The only type of sexually transmitted infections (STI) that have a reasonable chance of being passed from person to person via toilet seats are passed through parasites like pubic lice, according to the Beth Israel Deaconess Medical Center.

According to the National Women’s Health Information Center, pubic lice cannot be contracted from a toilet seat, but Trichomoniasis can be contracted from parasites if the genital area comes in contact with a damp or moist toilet seat.

Though toilet seats do not provide the ideal environment in which parasites can live or reproduce, a chance that an unsuspecting student may contract such a disease is still a possibility.

The dangers associated with toilets not only extend to dirty seats, but also clean ones. Recent cases of toilet seat dermatitis, which causes skin irritation around the buttocks and upper thighs, were observed in five children during a study by the Johns Hopkins Children’s Center. The cause of two of the cases was discovered to be harsh toilet seat detergents. To prevent dermatitis, the researchers recommended the use of toilet seat covers.

People may argue that hovering over the toilet seat could be considered as an additional option, though it is not possible in all cases and can be tiresome after a long day. Some students at the University of San Francisco, the nation’s other USF, have also pushed for covers to be available in all bathrooms.
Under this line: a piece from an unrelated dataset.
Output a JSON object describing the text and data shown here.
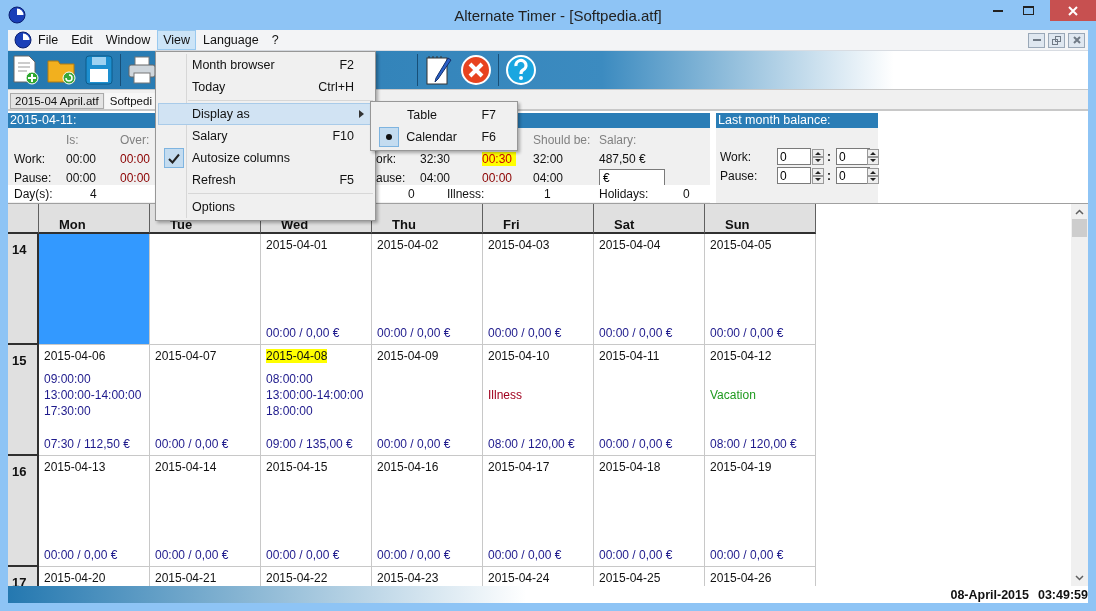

However, they have largely been seen as a waste of resources, according to the Foghorn, the school’s student newspaper.

Though it’s not a guarantee that a disease will be contracted when skin comes in contact with a toilet seat, it doesn’t hurt to take a few hygienic precautions when using public restrooms.

Zahira Babwani is a senior majoring in biomedical sciences.